The early bus was too early, so I checked out of my hostel and they let me leave the bag behind the bar until 2:30pm, when I took a taxi to the bus station. As I wandered looking for a bus with “Matagalpa” on the windshield, a pedicab driver, seeing my backpack, asked if I needed a ride to my hostel. I said, no, and he asked where I was going. When I told him Matagalpa, He said that bus already left, and told me that if I wanted to get to Matagalpa, I would have to take a bus to San Isidro and change there. He pointed me to where the bus was, making sure I found it. I saw a sign reading the Matagalpa bus leaves at 7:30am and returns at 6pm. This is what I got for not asking locally. I briefly considered waiting another night, but I didn’t want to lose more time off my itinerary. The bus to San Isidro was crowded but not standing room. I was dropped off by the side of the road and told to walk up and bit and cross for the bus to Matagalpa. I had been hoping San Isidro would be a place, somewher I could find a hotel if things went awry, but it was just that typical collection of comedors at the intersection of two highways, the Central American version of the I-80 Truck Stop outside Davenport, Iowa. I had been able to check my phone while on the bus and found a Matagalpa bound bus was supposed to pass every 30 minutes, but now I knew sometimes that schedule was wrong. It was 4:50pm, so I sat down on my bag to wait.
A bus showed up 10 minutes later, right on time. I found a seat, to my relief. The bus became crowded as we progressed to Matagalpa. It was the evening commute home for all the farm laborers and construction workers, hard harts, Coleman thermos and machetes slung from shoulders. We reached Matagalpa an hour later. It was dusk, and for the first time, there was no scrum of men shouting :”taxi, taxi” as I got off the bus.

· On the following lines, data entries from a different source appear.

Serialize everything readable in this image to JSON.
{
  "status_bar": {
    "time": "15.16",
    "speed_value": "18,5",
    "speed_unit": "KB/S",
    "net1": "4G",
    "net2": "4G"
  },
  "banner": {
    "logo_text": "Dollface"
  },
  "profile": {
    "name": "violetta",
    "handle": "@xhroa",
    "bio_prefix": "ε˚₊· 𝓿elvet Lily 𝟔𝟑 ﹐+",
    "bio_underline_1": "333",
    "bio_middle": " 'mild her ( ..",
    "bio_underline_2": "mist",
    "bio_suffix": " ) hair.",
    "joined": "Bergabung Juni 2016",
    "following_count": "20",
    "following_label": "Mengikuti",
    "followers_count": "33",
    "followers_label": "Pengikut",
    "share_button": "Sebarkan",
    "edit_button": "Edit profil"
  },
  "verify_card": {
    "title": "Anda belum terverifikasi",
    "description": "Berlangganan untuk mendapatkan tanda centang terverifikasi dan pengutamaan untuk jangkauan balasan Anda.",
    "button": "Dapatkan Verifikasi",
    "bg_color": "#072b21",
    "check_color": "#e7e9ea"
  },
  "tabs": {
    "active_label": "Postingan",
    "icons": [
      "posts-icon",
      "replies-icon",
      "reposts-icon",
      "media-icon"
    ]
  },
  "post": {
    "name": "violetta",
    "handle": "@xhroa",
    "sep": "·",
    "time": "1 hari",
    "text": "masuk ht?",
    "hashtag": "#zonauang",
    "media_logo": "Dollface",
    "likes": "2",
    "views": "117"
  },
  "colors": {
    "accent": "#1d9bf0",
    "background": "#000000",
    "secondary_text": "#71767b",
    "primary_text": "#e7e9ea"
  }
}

Somehow dropped out of my chest pocket the map of the town I had torn out of one of my guides. I knew where the hotel I wanted to stay at was, so in the relative security of the bus station, I pulled out my phone and used Google Maps to orient myself. It was easy, as we were near a river. It looked a long walk, but I had no choice. I started walking, uncomfortable that I did not know the area and it was getting dark. A couple off duty taxis went by, but within 5 minutes, I got a ride, and older man with his wife riding in the passenger seat. As we rode, she asked me if I was Christian, and I was here on missionary work, or as a tourist. I told her I was a tourist, but that I liked Jesus. Her line of questioning told me I was firmly off the tourist trail.
They dropped me at my hotel, up the side of a hill, and to my relief, they had a room. There was time enough to drop my stuff and go find dinner before full darkness set in. The hotel was about 10 minutes removed from the big cathedral and adjacent park. The walk was dark, but didn’t feel dangerous. I walked around a bit looking for a restaurant, I saw several, including an intriguing looking, open-air place called Restaurante Monkey, but I had developed an affection for street food, both for the quality and thr price. It was Friday night, and the park was full of families, so I took a spot on a low wall in front of the cathedral and watched for a bit. I spotted a fritanga across the way, and a few blocks down, a Pali supermarket. Beer and street food seated at plastic furniture on the terrace of the hotel it was, then.
I ate and watched the night settle and the lights come on in this town surrounded by mountains. The air was finally cool again, after the relentless heat since San Carlos, though it wasn’t quite crisp.
I had a feeling that I was going to like Matagalpa quite a bit.